Then one of my fellow Metrodome fliers let me take his up for a few circuits around the Mall of America Field and told me that they aren't all that fragile. Always wanting a Tiger Moth since seeing the GWS version fly in the Metrodome many years back, I pulled the trigger on an order from Tower Hobbies.

Since this was primarily going to be an indoor and calm weather park flyer, I didn't want to more than double the investment by following the GP recommendations for electrical bits to complete it. First off, I already had a Castle Creations Phoenix 10 ESC and a couple of small 2S lipo battery packs. So I needed only servos and a motor. I decided to shop for them at Value Hobby because they had a close match to the Rimfire 250 outrunner motor in their G-Force 2204-1800 KV and so I added to that 3 of their digital 6 gram Power HD servos and a 8x4.5 SF prop. Those together were less than a Rimfire 250 motor from Tower Hobby.

When the Tiger Moth parcel arrived from Tower and I opened the box it was amusing to see the caution card...Continue Reading
Posted by Aerospacer | Nov 08, 2013 @ 10:12 PM | 9,682 Views
For the indoor flying season here up north, we break out the micro aircraft in our fleets. After flying mostly larger aircraft all summer with multi-cell LiPo's, it can seem that by comparison, we are running blind when it comes to the battery condition you can discern on the typical equipment available to maintain the small single cell LiPo's.

One of our electric flying association members came across a neat component to help out with that problem. It is a small 3-digit self-contained digital voltmeter module that can be obtained for less than $3 each. He obtained 100 of the digital display volt meters for our members to build a tester that he designed. These are available on eBay from a multitude of sellers such as item # 360713999468 from axeprice which is identical to the ones we are using.

The voltmeter is 3-digit display auto range that measures up to 30 volts and requires from 3 to 12 volts to power it. So it is well suited to either the 1S/3.7 volt or 2S/ 7.4 volt LiPo's we use in the typical micro aircraft. With the addition of some suitable load resistors and switches, you can have a tester to measure battery voltage under load to determine if your batteries are capable of delivering the capacity required.

To increase the versatility of this tester, I added some features to the basic design. A second connector that allows me to tie in one of the basic 1S chargers for monitoring voltage during the charge and an isolated input to measure batteries up to the...Continue Reading
Posted by Aerospacer | Oct 06, 2013 @ 01:51 PM | 8,435 Views
This aircraft will be my 5th EDF aircraft. Got it because I saw a local pilot who is a skilled aerobatic flyer doing very smooth maneuvers with it. Mine is purchased from Motion RC.

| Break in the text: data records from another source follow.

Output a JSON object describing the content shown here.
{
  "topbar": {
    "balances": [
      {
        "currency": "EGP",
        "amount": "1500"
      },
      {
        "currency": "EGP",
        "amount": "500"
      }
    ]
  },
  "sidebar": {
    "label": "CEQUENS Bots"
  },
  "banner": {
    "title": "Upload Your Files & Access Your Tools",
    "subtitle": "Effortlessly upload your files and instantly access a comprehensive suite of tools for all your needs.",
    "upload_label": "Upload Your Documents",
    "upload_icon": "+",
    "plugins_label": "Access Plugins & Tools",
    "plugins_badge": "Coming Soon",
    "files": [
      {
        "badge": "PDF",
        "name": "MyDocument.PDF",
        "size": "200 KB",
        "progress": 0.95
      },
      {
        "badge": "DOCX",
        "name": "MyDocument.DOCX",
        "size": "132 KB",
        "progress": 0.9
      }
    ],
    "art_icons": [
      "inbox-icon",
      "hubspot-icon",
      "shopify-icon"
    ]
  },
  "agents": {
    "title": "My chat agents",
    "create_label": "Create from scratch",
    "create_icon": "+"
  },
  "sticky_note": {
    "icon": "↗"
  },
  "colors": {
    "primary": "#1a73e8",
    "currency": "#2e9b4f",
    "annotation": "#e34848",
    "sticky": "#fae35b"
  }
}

Initially, I planned to throw it together quickly and get some flying in before the fall weather here in Minnesota got too nasty. But as I am want to do with all my aircraft, I began to get picky after I encountered a problem with the horizontal stabilizer. The elevators were severely hinge-bound. I found that the plastic pivot hinges that supplement the live foam membrane hinge were over glued to the extent that glue flowed into the pivots and locked them up tight.

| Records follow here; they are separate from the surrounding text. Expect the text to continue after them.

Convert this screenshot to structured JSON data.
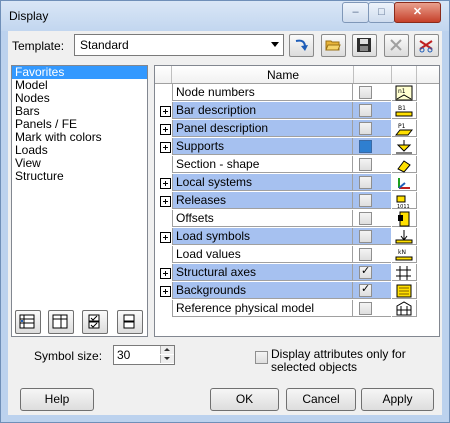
{
  "window": {
    "title": "Display"
  },
  "template": {
    "label": "Template:",
    "value": "Standard"
  },
  "categories": [
    "Favorites",
    "Model",
    "Nodes",
    "Bars",
    "Panels / FE",
    "Mark with colors",
    "Loads",
    "View",
    "Structure"
  ],
  "grid": {
    "header": "Name",
    "rows": [
      {
        "name": "Node numbers",
        "expandable": false,
        "highlight": false,
        "checked": false,
        "icon": "node-numbers-icon"
      },
      {
        "name": "Bar description",
        "expandable": true,
        "highlight": true,
        "checked": false,
        "icon": "bar-description-icon"
      },
      {
        "name": "Panel description",
        "expandable": true,
        "highlight": true,
        "checked": false,
        "icon": "panel-description-icon"
      },
      {
        "name": "Supports",
        "expandable": true,
        "highlight": true,
        "checked": false,
        "filled": true,
        "icon": "supports-icon"
      },
      {
        "name": "Section - shape",
        "expandable": false,
        "highlight": false,
        "checked": false,
        "icon": "section-shape-icon"
      },
      {
        "name": "Local systems",
        "expandable": true,
        "highlight": true,
        "checked": false,
        "icon": "local-systems-icon"
      },
      {
        "name": "Releases",
        "expandable": true,
        "highlight": true,
        "checked": false,
        "icon": "releases-icon"
      },
      {
        "name": "Offsets",
        "expandable": false,
        "highlight": false,
        "checked": false,
        "icon": "offsets-icon"
      },
      {
        "name": "Load symbols",
        "expandable": true,
        "highlight": true,
        "checked": false,
        "icon": "load-symbols-icon"
      },
      {
        "name": "Load values",
        "expandable": false,
        "highlight": false,
        "checked": false,
        "icon": "load-values-icon"
      },
      {
        "name": "Structural axes",
        "expandable": true,
        "highlight": true,
        "checked": true,
        "icon": "structural-axes-icon"
      },
      {
        "name": "Backgrounds",
        "expandable": true,
        "highlight": true,
        "checked": true,
        "icon": "backgrounds-icon"
      },
      {
        "name": "Reference physical model",
        "expandable": false,
        "highlight": false,
        "checked": false,
        "icon": "physical-model-icon"
      }
    ]
  },
  "symbol_size": {
    "label": "Symbol size:",
    "value": "30"
  },
  "display_selected": {
    "label_line1": "Display attributes only for",
    "label_line2": "selected objects",
    "checked": false
  },
  "buttons": {
    "help": "Help",
    "ok": "OK",
    "cancel": "Cancel",
    "apply": "Apply"
  },
  "colors": {
    "selection": "#3399ff",
    "row_highlight": "#a6c1f0",
    "close_button": "#c6402a"
  }
}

I contacted Motion RC and they quickly sent me a whole replacement tail package (both horizontal and vertical tail). The replacement horizontal stab had the proper amount of glue for the plastic hinges but was still somewhat hinge-bound. Turns out that both examples I had (and I'm presuming all of the horizontal stabs) are built with the outboard plastic hinges set too deeply into the surface so that they are off line from the flex line of the foam membrane. Whereas, every other plastic hinge on the rudder and ailerons are properly located.

Meanwhile, I'd have to extract the elevator servos from the over-glued stabilizer and transplant them to the replacement stab. The servos themselves also had so much glue in their pockets and didn't lay down fully which in turn kept the stab from seating properly on the fuselage.

At...Continue Reading